Environmental connections to public health >>
Top 10 Environment Stories of the Decade -- That You Might Have Missed
EWG staffers put our heads together to come up with this list of bad news environmental stories of the last decade that people might have missed. But there were plenty of big stories that hardly anyone could have missed, such as climate change. What's on your list of the biggest environmental stories of the last 10 years?
1. Secret Gas Drilling Chemical Almost Kills Colorado Nurse Doctors ran into a medical mystery -- and a stone wall from industry -- when they tried to find what was in a gas drilling chemical that nearly killed a Colorado nurse. Aren't you glad that Congress exempted these "fracking" chemicals from regulation under the Safe Water Drinking Act?
2. Intersex Fish Turn Up All Over Are you a boy or are you a girl? That's the question that scientists are asking as they study the organs of supposedly male fish from coast to coast and find eggs in many of them. The chief suspects: endocrine-disrupting pollutants that even in tiny amounts can mimic hormones and affect sexual development.
3. Prescription Drugs in Your Drinking Water Take a swallow and call me in the morning. Antibiotics, anti-convulsants, mood stabilizers and sex hormones - they've all turned up in tests of drinking water around the country. Could there be health risks from decades of drinking water laced with combinations of potent drugs?
4. And Rocket Fuel, Too Perchlorate -- the stuff is used in rocket fuel and explosives and turns up not just in water but also in milk, lettuce, other foods - and in our bodies. It's been linked to thyroid problems in pregnant women, newborns and infants. The EPA is reconsidering its earlier decision not to regulate it in water. Stand by.
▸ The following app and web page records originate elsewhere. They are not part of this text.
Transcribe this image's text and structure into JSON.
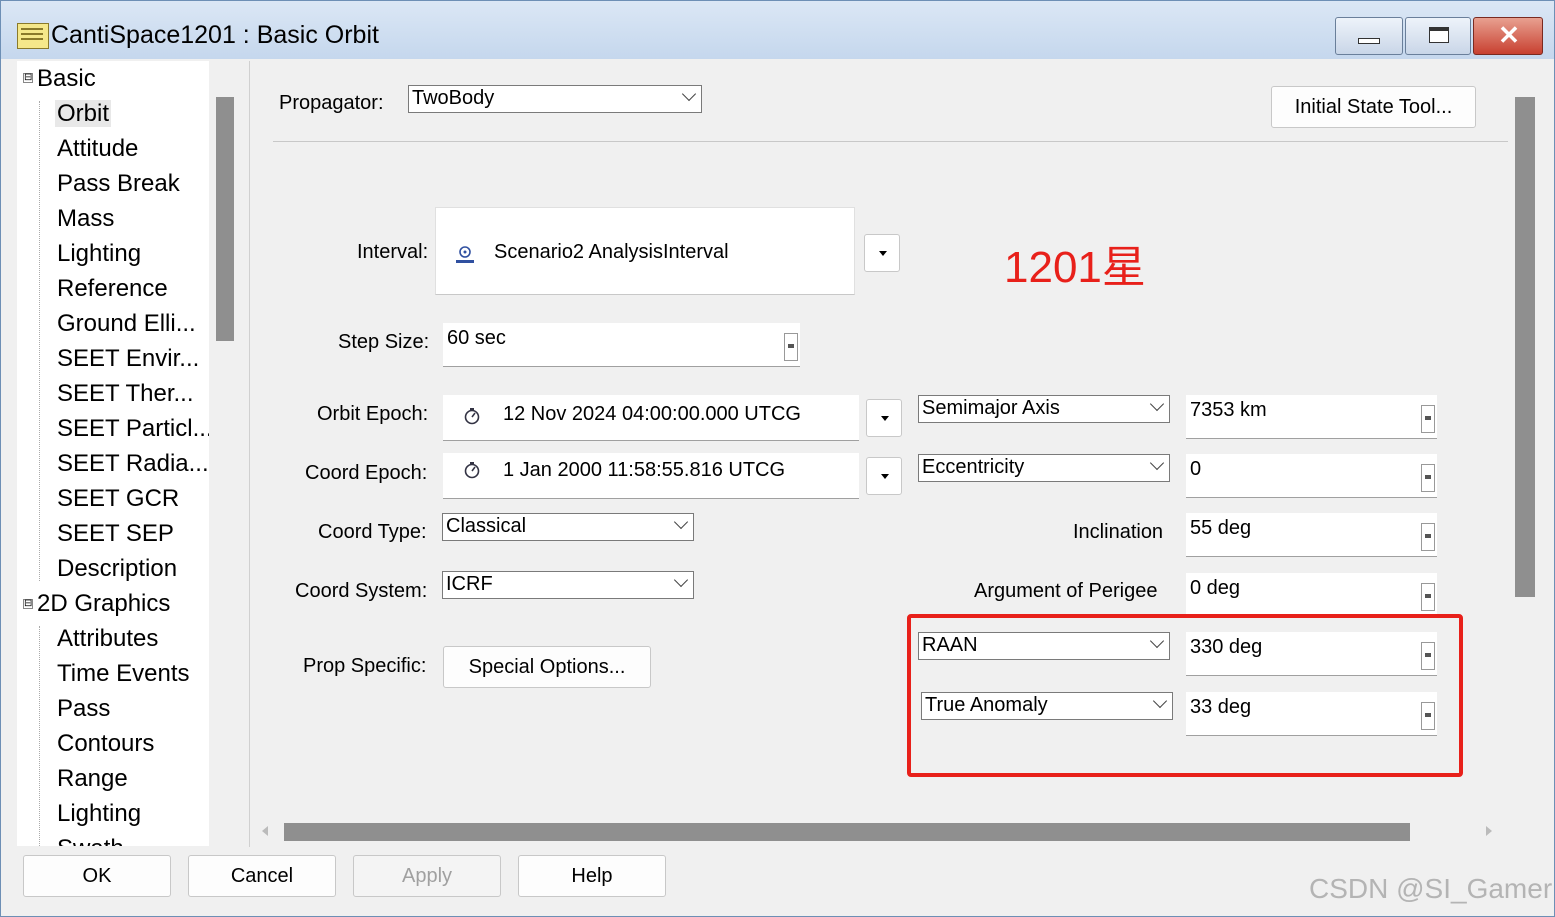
{
  "window": {
    "title": "CantiSpace1201 : Basic Orbit",
    "controls": {
      "minimize_icon": "minimize-icon",
      "maximize_icon": "maximize-icon",
      "close_icon": "close-icon",
      "close_glyph": "✕"
    }
  },
  "tree": {
    "groups": [
      {
        "label": "Basic",
        "expander": "⊟"
      },
      {
        "label": "2D Graphics",
        "expander": "⊟"
      }
    ],
    "basic_items": [
      "Orbit",
      "Attitude",
      "Pass Break",
      "Mass",
      "Lighting",
      "Reference",
      "Ground Elli...",
      "SEET Envir...",
      "SEET Ther...",
      "SEET Particl...",
      "SEET Radia...",
      "SEET GCR",
      "SEET SEP",
      "Description"
    ],
    "graphics_items": [
      "Attributes",
      "Time Events",
      "Pass",
      "Contours",
      "Range",
      "Lighting",
      "Swath"
    ],
    "selected": "Orbit"
  },
  "propagator": {
    "label": "Propagator:",
    "value": "TwoBody"
  },
  "initial_state_button": "Initial State Tool...",
  "interval": {
    "label": "Interval:",
    "value": "Scenario2 AnalysisInterval",
    "icon": "interval-object-icon"
  },
  "annotation": "1201星",
  "step_size": {
    "label": "Step Size:",
    "value": "60 sec"
  },
  "orbit_epoch": {
    "label": "Orbit Epoch:",
    "value": "12 Nov 2024 04:00:00.000 UTCG",
    "icon": "stopwatch-icon"
  },
  "coord_epoch": {
    "label": "Coord Epoch:",
    "value": "1 Jan 2000 11:58:55.816 UTCG",
    "icon": "stopwatch-icon"
  },
  "coord_type": {
    "label": "Coord Type:",
    "value": "Classical"
  },
  "coord_system": {
    "label": "Coord System:",
    "value": "ICRF"
  },
  "prop_specific": {
    "label": "Prop Specific:",
    "button": "Special Options..."
  },
  "elements": {
    "semimajor": {
      "selector": "Semimajor Axis",
      "value": "7353 km"
    },
    "eccentricity": {
      "selector": "Eccentricity",
      "value": "0"
    },
    "inclination": {
      "label": "Inclination",
      "value": "55 deg"
    },
    "arg_perigee": {
      "label": "Argument of Perigee",
      "value": "0 deg"
    },
    "raan": {
      "selector": "RAAN",
      "value": "330 deg"
    },
    "true_anomaly": {
      "selector": "True Anomaly",
      "value": "33 deg"
    }
  },
  "footer": {
    "ok": "OK",
    "cancel": "Cancel",
    "apply": "Apply",
    "help": "Help"
  },
  "watermark": "CSDN @SI_Gamer"
}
5. Ethanol -- Not Just Bad Energy Policy There are a lot of reasons to question the drive for biofuels, especially corn-based ethanol, but there has been much less attention paid to what it means for air pollution and health. For people who like to breathe clean air, the balance doesn't look promising.
6. Non-stick, No-Stain and No-Good They were the miracle products that were supposed to make life easier - keeping spills from staining our couches and making it easy to clean our pots without scrubbing -- until it all went sour. Chemicals in the original Teflon and now off-the-market Scotchgard were linked to cancer and developmental problems. They have a way of polluting everything and they refuse to go away.
7. Monsanto Owns Corn (and also soybeans) 80% of the corn and 95% percent of the soybeans grown in America contain genes inserted by Monsanto scientists, and the company writes tough - and secret - licensing agreements to maintain control and lock out competitors. Now the Justice Department and some states are thinking these practices might violate anti-trust laws. Turnips, anyone?
8. Occupational Hazard: Microwave Popcorn This fun food turned to be no fun for people who make it. A strange lung malady that sickened workers in plants that make microwave popcorn was traced to a widely used butter flavoring. And one popcorn-crazy consumer was felled, too. It took a while, but OSHA finally took a look, and the stuff is being phased out.
9. Dead (Zone) on Arrival In the Gulf of Mexico, Chesapeake Bay and elsewhere, vast expanses of ocean have been turned into biological deserts as fertilizer runoff from farms washes downstream and nourish runaway algae growth, which deplete most of the oxygen when the tiny organisms die and decompose. The Gulf dead zone has more than doubled in size since the 1980s - accelerated by the boom in crops grown to make biofuels. In 2009, it was smaller than predicted, but more intense, in 2009.
10. The (Not So) Great Pacific Trash Gyre It's hard to spot from the water or even from space, but an estimated 3.5 million tons of mostly plastic trash from all over the world floats just below the surface of the Pacific, swirling slowly around in an area of circular currents twice the size of Texas. It's devastating to birds and sea creatures that think the plastic bits are food. It's time to stop adding to the mess - and then see if there's any way to clean it up.
What stories top your list of the decade's biggest environmental news??